GLEN MARTIN – A Stanford University professor’s calculations indicate that wildfires and other types of fires involving plant matter play a much bigger role in climate change and human health than previously thought. It has long been known that biomass burning — burning forests to create agricultural lands, burning savannah as a ritual , slash-and-burn agriculture and wildfires — figures into both climate change and public health. But until the release of a new study by Stanford University Civil and Environmental Engineering Professor Mark Z. Jacobson, the degree of that contribution had never been comprehensively quantified.
BECKY BOND – These days, the House almost never passes good legislation. But thanks to the leadership of two unwavering progressive champions in Congress, Reps. Barbara Lee and Jim McGovern, the House got it right yesterday – and got it right in a big way.
DR. NAFEEZ AHMED – A US Department of Defense (DoD) research programme is funding universities to model the dynamics, risks and tipping points for large-scale civil unrest across the world, under the supervision of various US military agencies. The multi-million dollar programme is designed to develop immediate and long-term “warfighter-relevant insights” for senior officials and decision makers in “the defense policy community,” and to inform policy implemented by “combatant commands.” Launched in 2008 – the year of the global banking crisis – the DoD ‘Minerva Research Initiative’ partners with universities “to improve DoD’s basic understanding of the social, cultural, behavioral, and political forces that shape regions of the world of strategic importance to the US.”
MATT SMITH – As the kids trooped back into the suburban Atlanta elementary school that was stormed by a gunman on Tuesday, August 20, 2013, everyone was talking about Antoinette Tuff. The bookkeeper, an eight-year veteran of the DeKalb County school district, talked suspect Michael Brandon Hill into surrendering after a brief standoff with police.
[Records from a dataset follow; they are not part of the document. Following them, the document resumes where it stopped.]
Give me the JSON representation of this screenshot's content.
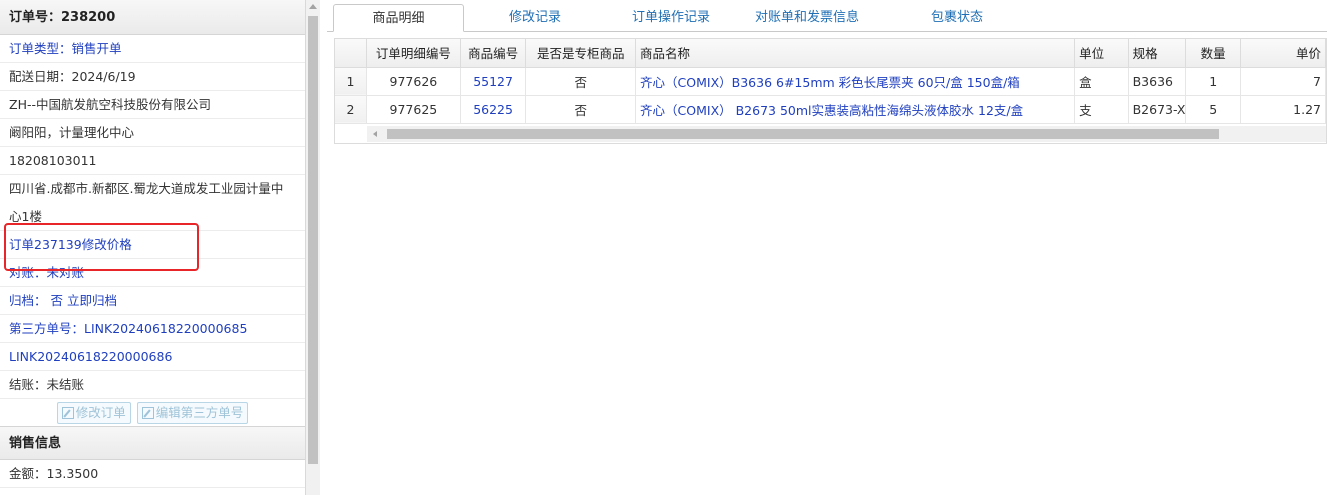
{
  "order": {
    "title": "订单号：238200",
    "type": "订单类型：销售开单",
    "delivery_date": "配送日期：2024/6/19",
    "company": "ZH--中国航发航空科技股份有限公司",
    "contact": "阚阳阳，计量理化中心",
    "phone": "18208103011",
    "address": "四川省.成都市.新都区.蜀龙大道成发工业园计量中心1楼",
    "remark_link": "订单237139修改价格",
    "reconcile": "对账：未对账",
    "archive_label": "归档：",
    "archive_value": "否",
    "archive_action": "立即归档",
    "third_party_1": "第三方单号：LINK20240618220000685",
    "third_party_2": "LINK20240618220000686",
    "settlement": "结账：未结账",
    "edit_order_btn": "修改订单",
    "edit_third_btn": "编辑第三方单号"
  },
  "sales": {
    "title": "销售信息",
    "amount": "金额：13.3500"
  },
  "tabs": [
    "商品明细",
    "修改记录",
    "订单操作记录",
    "对账单和发票信息",
    "包裹状态"
  ],
  "table": {
    "headers": [
      "",
      "订单明细编号",
      "商品编号",
      "是否是专柜商品",
      "商品名称",
      "单位",
      "规格",
      "数量",
      "单价"
    ],
    "rows": [
      {
        "no": "1",
        "detail_id": "977626",
        "product_id": "55127",
        "counter": "否",
        "name": "齐心（COMIX）B3636 6#15mm 彩色长尾票夹 60只/盒 150盒/箱",
        "unit": "盒",
        "spec": "B3636",
        "qty": "1",
        "price": "7"
      },
      {
        "no": "2",
        "detail_id": "977625",
        "product_id": "56225",
        "counter": "否",
        "name": "齐心（COMIX） B2673 50ml实惠装高粘性海绵头液体胶水 12支/盒",
        "unit": "支",
        "spec": "B2673-X",
        "qty": "5",
        "price": "1.27"
      }
    ]
  },
  "colors": {
    "link": "#1f3fbf",
    "tab_link": "#1f6fb5",
    "highlight_box": "#e8262a"
  }
}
SCOTT NEUMAN – Georgians will now be able to carry firearms in such places as schools, bars, churches and government buildings under a sweeping new law signed by the governor on Wednesday.
GOVERNOR JOHN KITZHABER – The future for Oregon and the West Coast does not lie in nineteenth century energy sources. The 21st century will mark the transition to clean energy sources, and the regions that lead this transition will be the places where our families will find the jobs of the future. I intend that this will be one such region.
CECILIA JAMASMIE – China will shut down roughly 2,000 small coal mines this year, with a total capacity of 117.48 million tonnes, as part of the Beijing’s ongoing plan to reduce the alarming rates of air pollution and reduce the nation’s dependency on the fossil fuel.
ALAN NEUHAUSER – Hundreds of evangelical Christians gathered across the country Thursday for a “Day of Prayer and Action” on climate change. The event, made up of vigils, speeches and discussions, was part of a weeklong series being held on 20 Christian college campuses this week, all geared toward spurring churches and local communities to reduce harmful carbon emissions, educate local residents about the effects of climate change, and fight the rise of temperatures and greenhouse gases worldwide.